Reducing the Demand for Human Trafficking

"Demand reduction" strategies focus on actions designed to reduce sex buying. Through demand reduction strategies, state and local jurisdictions find ways to reduce prostitution and sex trafficking.

Researchers in a study released in June 2012 found that American localities used various strategies that focused on sex buyers, colloquially known as "johns."

These measures include:

  • Web-based reverse stings, where johns are arrested after making contact with a decoy "prostitute" who is actually a police officer.
  • Brothel-based reverse stings, where police close a brothel, make it look like it is still open, and then arrest johns who arrive.
  • Seizing automobiles of those who solicit prostitutes.
  • Suspending driver's licenses of those who solicit prostitutes.
  • Using surveillance cameras in anti-prostitution efforts.
  • "John school" education or treatment programs. A previous NIJ-sponsored study found a 40 percent reduction in recidivism (8.8 percent to 4.5 percent) in a john school program.

The "Demand Reduction" study, conducted by Abt Associates Inc., showed that localities try demand reduction after attempts to reduce prostitution have failed, or in response to community calls to do something about prostitution.

Demand reduction strategies appear to be promising, but many have not been rigorously assessed for effectiveness.
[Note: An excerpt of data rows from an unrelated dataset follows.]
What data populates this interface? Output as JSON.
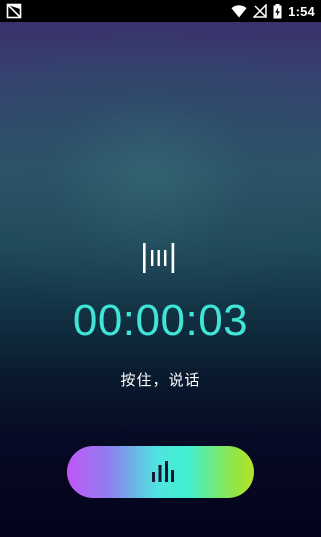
{
  "status_bar": {
    "time": "1:54",
    "icons": [
      "no-sim-icon",
      "wifi-icon",
      "signal-off-icon",
      "battery-charging-icon"
    ]
  },
  "recorder": {
    "indicator_icon": "audio-wave-icon",
    "elapsed": "00:00:03",
    "hint": "按住，说话",
    "button_icon": "equalizer-icon"
  },
  "colors": {
    "timer": "#3fe6d7",
    "button_gradient": [
      "#c257f5",
      "#4fe3e0",
      "#b2e326"
    ]
  }
}
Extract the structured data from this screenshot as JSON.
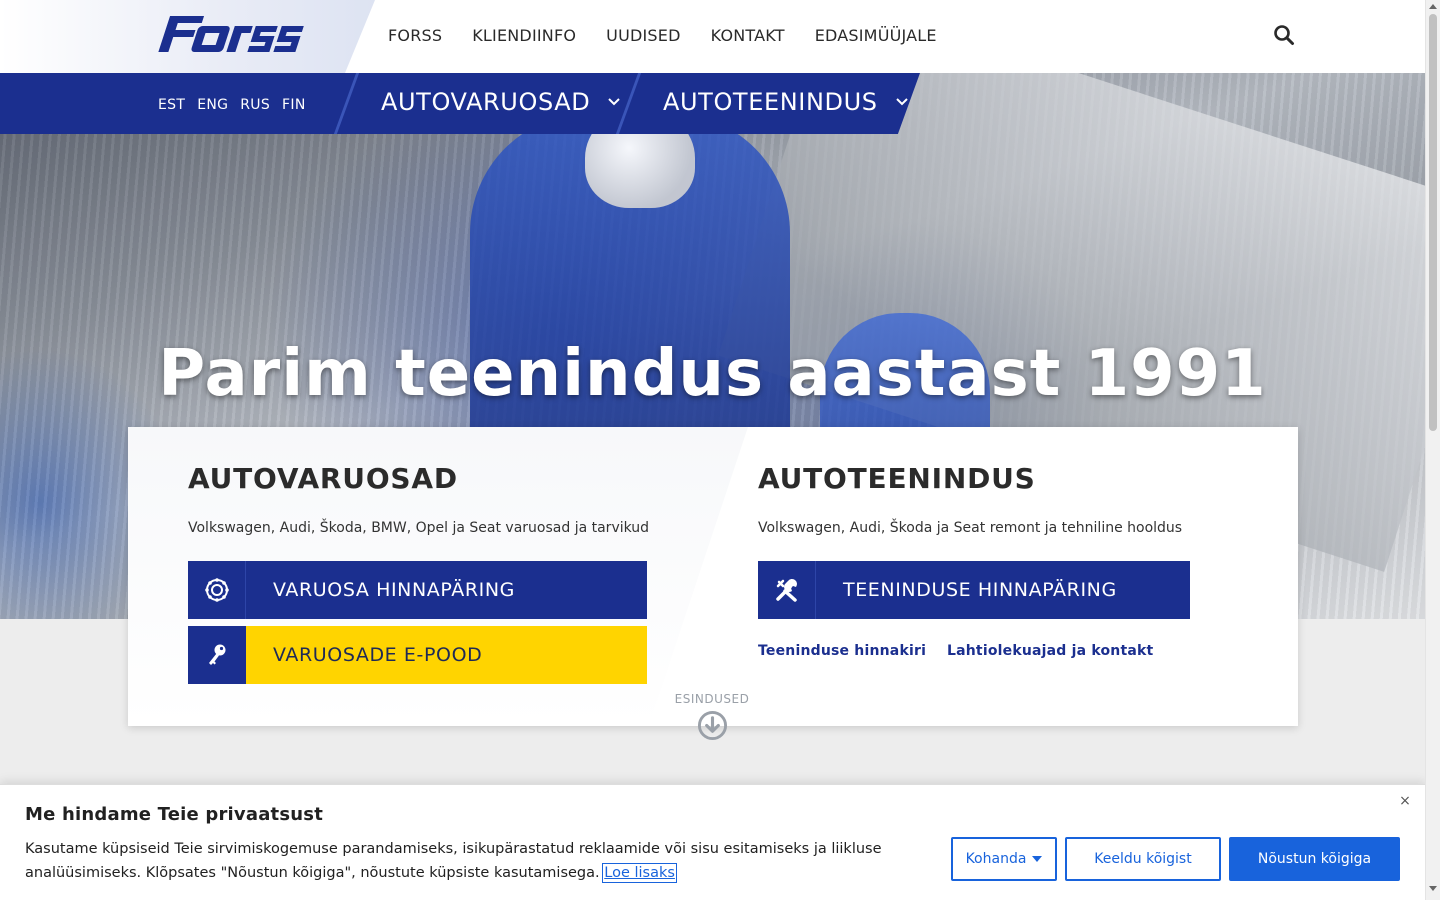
{
  "brand": {
    "logo_text": "Forss",
    "logo_color": "#1b2f8f"
  },
  "top_nav": {
    "items": [
      "FORSS",
      "KLIENDIINFO",
      "UUDISED",
      "KONTAKT",
      "EDASIMÜÜJALE"
    ],
    "search_icon": "search-icon"
  },
  "languages": [
    "EST",
    "ENG",
    "RUS",
    "FIN"
  ],
  "sub_nav": {
    "items": [
      {
        "label": "AUTOVARUOSAD"
      },
      {
        "label": "AUTOTEENINDUS"
      }
    ],
    "chevron": "ˇ"
  },
  "hero": {
    "title": "Parim teenindus aastast 1991"
  },
  "parts": {
    "title": "AUTOVARUOSAD",
    "description": "Volkswagen, Audi, Škoda, BMW, Opel ja Seat varuosad ja tarvikud",
    "buttons": [
      {
        "label": "VARUOSA HINNAPÄRING",
        "icon": "gear-wheel-icon"
      },
      {
        "label": "VARUOSADE E-POOD",
        "icon": "key-icon"
      }
    ]
  },
  "service": {
    "title": "AUTOTEENINDUS",
    "description": "Volkswagen, Audi, Škoda ja Seat remont ja tehniline hooldus",
    "button": {
      "label": "TEENINDUSE HINNAPÄRING",
      "icon": "tools-icon"
    },
    "links": [
      "Teeninduse hinnakiri",
      "Lahtiolekuajad ja kontakt"
    ]
  },
  "scroll_hint": {
    "label": "ESINDUSED",
    "icon": "arrow-down-circle-icon"
  },
  "cookie": {
    "title": "Me hindame Teie privaatsust",
    "text": "Kasutame küpsiseid Teie sirvimiskogemuse parandamiseks, isikupärastatud reklaamide või sisu esitamiseks ja liikluse analüüsimiseks. Klõpsates \"Nõustun kõigiga\", nõustute küpsiste kasutamisega. ",
    "read_more": "Loe lisaks",
    "close": "×",
    "customize": "Kohanda",
    "reject": "Keeldu kõigist",
    "accept": "Nõustun kõigiga"
  },
  "colors": {
    "brand_blue": "#1b2f8f",
    "yellow": "#ffd400",
    "cookie_blue": "#1863dc"
  }
}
Read the full report, National Overview of Prostitution and Sex Trafficking Demand Reduction Efforts (pdf, 245 pages).

Date Created: June 13, 2012